Dear Community Members,
On behalf of the National Korean American Service & Education Consortium (NAKASEC) & Affiliates, we firmly voice our support and solidarity with the Black community. The murder of George Floyd and too many other Black folx by the police and other state sanctioned systems is reprehensible and must stop- NOW. We must work towards the eradication of racism and White supremacy.
One of the major events that led to the founding of NAKASEC was the LA Uprising of 1992. After the police officers who participated in the brutal beating of Rodney King were acquitted of all charges, Black people rose up in the streets of Los Angeles, including in Koreatown, to rightfully express their pain and outrage. What many people might not know is that one year prior to the uprising, Soon Ja Du, a Korean American store owner, shot and killed Latasha Harlins, a Black teenager. This had already deepened the tensions between the Black and Asian American communities.
During the Uprising, as businesses were damaged in South Central LA, business owners called the police for help. Instead of protecting these businesses, the police guarded the wealthier, White areas of the cities and suburbs. From this experience, we as Asian Americans learned that we could no longer live below the radar and hope to provide our kids with a better life; as immigrants of color, we had to become politically engaged, build with other communities of color, and bring progressive Asian American leadership to a multi-ethnic movement at the national and local levels.
To be true allies, we also must recognize our own acts of anti-Blackness. The person who called 911 on George Floyd was an employee of a small immigrant owned family business. One of the police officers who watched and did not intervene in the murder of Mr. Floyd is Asian American. We must realize that our ignorant actions and inaction can lead to great harm; the police can and will escalate any situation, particularly those involving Black people. We must fight the anti-Blackness within ourselves and our communities.

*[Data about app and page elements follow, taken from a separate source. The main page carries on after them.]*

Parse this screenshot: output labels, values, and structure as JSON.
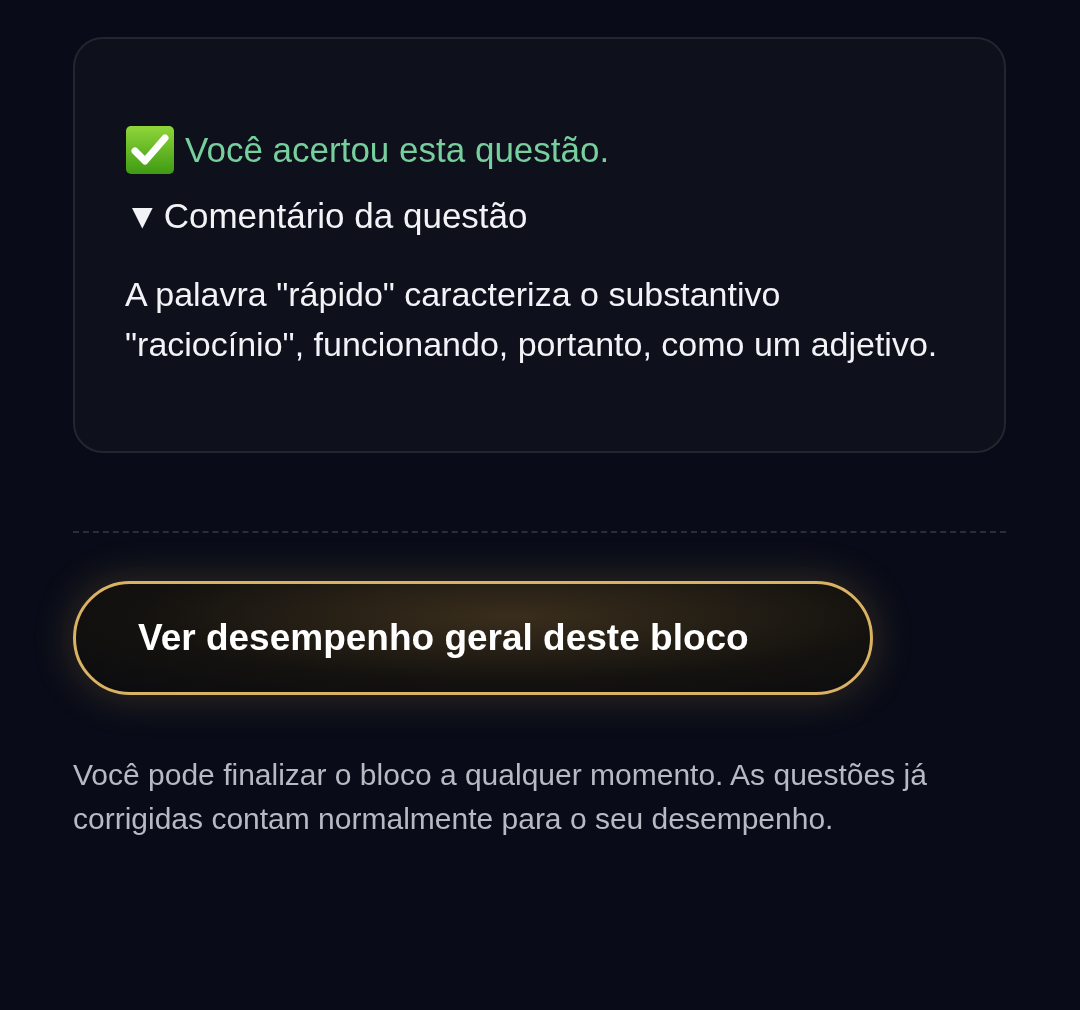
{
  "result": {
    "correct": true,
    "text": "Você acertou esta questão."
  },
  "comment": {
    "marker": "▼",
    "title": "Comentário da questão",
    "expanded": true,
    "body": "A palavra \"rápido\" caracteriza o substantivo \"raciocínio\", funcionando, portanto, como um adjetivo."
  },
  "button": {
    "label": "Ver desempenho geral deste bloco"
  },
  "note": "Você pode finalizar o bloco a qualquer momento. As questões já corrigidas contam normalmente para o seu desempenho."
}
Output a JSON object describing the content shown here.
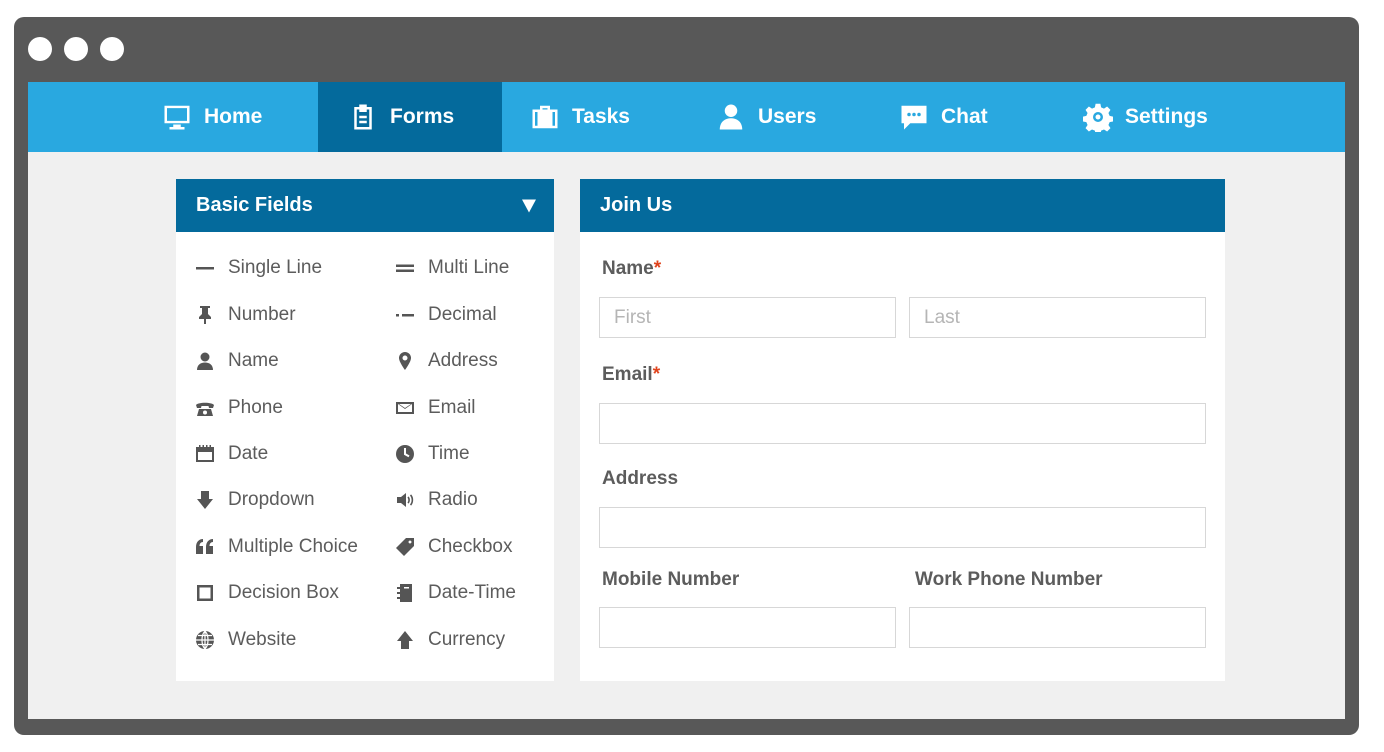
{
  "window": {
    "controls": [
      "close",
      "minimize",
      "maximize"
    ]
  },
  "nav": {
    "items": [
      {
        "label": "Home",
        "icon": "monitor-icon",
        "active": false
      },
      {
        "label": "Forms",
        "icon": "clipboard-icon",
        "active": true
      },
      {
        "label": "Tasks",
        "icon": "briefcase-icon",
        "active": false
      },
      {
        "label": "Users",
        "icon": "user-icon",
        "active": false
      },
      {
        "label": "Chat",
        "icon": "chat-bubble-icon",
        "active": false
      },
      {
        "label": "Settings",
        "icon": "gear-icon",
        "active": false
      }
    ]
  },
  "fields_panel": {
    "title": "Basic Fields",
    "items": [
      {
        "label": "Single Line",
        "icon": "single-line-icon"
      },
      {
        "label": "Multi Line",
        "icon": "multi-line-icon"
      },
      {
        "label": "Number",
        "icon": "pin-icon"
      },
      {
        "label": "Decimal",
        "icon": "decimal-icon"
      },
      {
        "label": "Name",
        "icon": "user-icon"
      },
      {
        "label": "Address",
        "icon": "map-marker-icon"
      },
      {
        "label": "Phone",
        "icon": "telephone-icon"
      },
      {
        "label": "Email",
        "icon": "envelope-icon"
      },
      {
        "label": "Date",
        "icon": "calendar-icon"
      },
      {
        "label": "Time",
        "icon": "clock-icon"
      },
      {
        "label": "Dropdown",
        "icon": "arrow-down-icon"
      },
      {
        "label": "Radio",
        "icon": "speaker-icon"
      },
      {
        "label": "Multiple Choice",
        "icon": "quote-icon"
      },
      {
        "label": "Checkbox",
        "icon": "tag-icon"
      },
      {
        "label": "Decision Box",
        "icon": "square-icon"
      },
      {
        "label": "Date-Time",
        "icon": "notebook-icon"
      },
      {
        "label": "Website",
        "icon": "globe-icon"
      },
      {
        "label": "Currency",
        "icon": "arrow-up-icon"
      }
    ]
  },
  "form": {
    "title": "Join Us",
    "name_label": "Name",
    "required_mark": "*",
    "first_placeholder": "First",
    "last_placeholder": "Last",
    "email_label": "Email",
    "address_label": "Address",
    "mobile_label": "Mobile Number",
    "work_phone_label": "Work Phone Number"
  },
  "colors": {
    "nav_bg": "#29a8e0",
    "nav_active": "#046a9c",
    "panel_header": "#046a9c",
    "required": "#e0431c",
    "window_frame": "#585858"
  }
}
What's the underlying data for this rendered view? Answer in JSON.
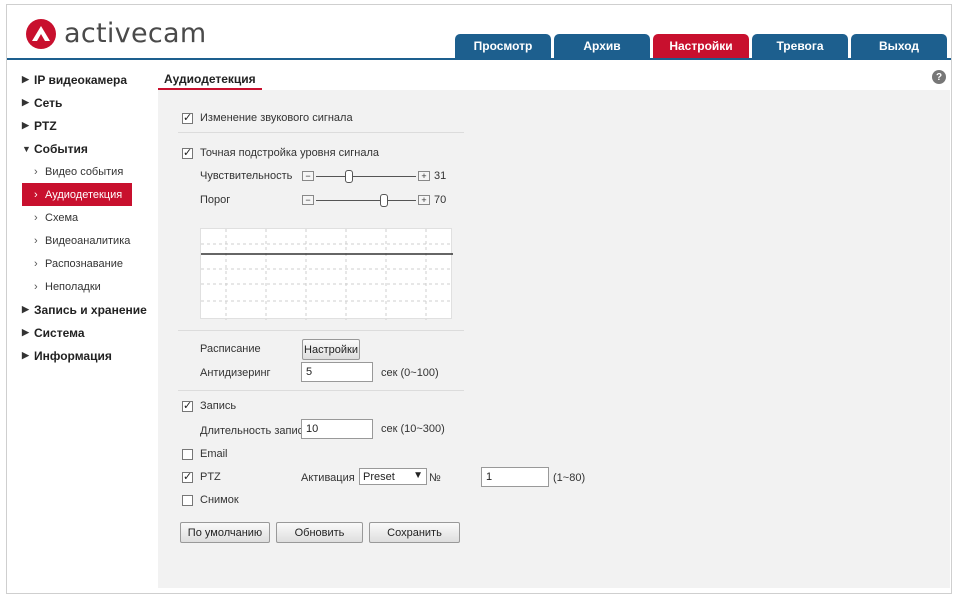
{
  "brand": {
    "name": "activecam",
    "logo_icon": "activecam-logo-icon",
    "accent": "#c8102e",
    "nav_color": "#1d5f8e"
  },
  "topnav": {
    "tabs": [
      {
        "label": "Просмотр",
        "active": false
      },
      {
        "label": "Архив",
        "active": false
      },
      {
        "label": "Настройки",
        "active": true
      },
      {
        "label": "Тревога",
        "active": false
      },
      {
        "label": "Выход",
        "active": false
      }
    ]
  },
  "sidebar": {
    "ip_camera": "IP видеокамера",
    "network": "Сеть",
    "ptz": "PTZ",
    "events": "События",
    "event_items": [
      "Видео события",
      "Аудиодетекция",
      "Схема",
      "Видеоаналитика",
      "Распознавание",
      "Неполадки"
    ],
    "recording": "Запись и хранение",
    "system": "Система",
    "info": "Информация"
  },
  "content": {
    "title": "Аудиодетекция",
    "help_icon": "question-icon",
    "sound_change_label": "Изменение звукового сигнала",
    "sound_change_checked": true,
    "fine_tune_label": "Точная подстройка уровня сигнала",
    "fine_tune_checked": true,
    "sensitivity": {
      "label": "Чувствительность",
      "value": "31",
      "min": 0,
      "max": 100
    },
    "threshold": {
      "label": "Порог",
      "value": "70",
      "min": 0,
      "max": 100
    },
    "schedule_label": "Расписание",
    "schedule_button": "Настройки",
    "antidither_label": "Антидизеринг",
    "antidither_value": "5",
    "antidither_unit": "сек (0~100)",
    "record_label": "Запись",
    "record_checked": true,
    "record_duration_label": "Длительность записи",
    "record_duration_value": "10",
    "record_duration_unit": "сек (10~300)",
    "email_label": "Email",
    "email_checked": false,
    "ptz_label": "PTZ",
    "ptz_checked": true,
    "activation_label": "Активация",
    "activation_value": "Preset",
    "number_label": "№",
    "preset_number": "1",
    "preset_range": "(1~80)",
    "snapshot_label": "Снимок",
    "snapshot_checked": false,
    "default_button": "По умолчанию",
    "refresh_button": "Обновить",
    "save_button": "Сохранить"
  }
}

As the uprising following the murder of George Floyd unfolds, similar to 1992, the media and institutional powers are hard at work focusing attention away from the main issue – the systematic racism and murder of Black folx in this country- and instead seek to delegitimize Black protest by boiling it down to “looting”, ”property destruction” and “violent protestors.” They do this to distract us, divide us, and take away the power we could have to make real change if we truly unite. If there is anything we Asian Americans learned from the LA Uprising, it is that we cannot allow them to divide us again.
As David Choi, owner of Seoul Tacos, said to CBS news in Chicago, “To me it’s bigger than our windows getting busted … Our brothers and sisters in black communities and minority communities, this is happening on a regular basis. To me that’s way too much, and we stand by those folks and those communities.” Or as Ruhel Islam, owner of Gandhi Mahal restaurant, and his daughter Hafsa in Minneapolis wrote on Facebook, “Don’t worry about us, we will rebuild and we will recover … Justice needs to be served, put those officers in jail.”
We believe that every single person in this world deserves their human and civil rights. In 2018, NAKASEC co-organized a joint convening with the UndocuBlack Network, called Woori Ujima. Woori Ujima, in Korean and Swahili, means “our collective work and responsibility.” For us as Asian Americans and immigrants, it must be our collective work and responsibility, rooted in the lessons of 1992, to support and follow the leadership of Black communities during this time, and fight in solidarity against institutional racism. It is also our responsibility to constantly learn about and challenge the anti-Blackness within each of us and in our communities. When we are successful, we will finally win the freedom and liberation all of our communities need.
With Love, NAKASEC & Affiliates
#BlackLivesMatter #Asians4BlackLives #DefundThePolice #AbolishICE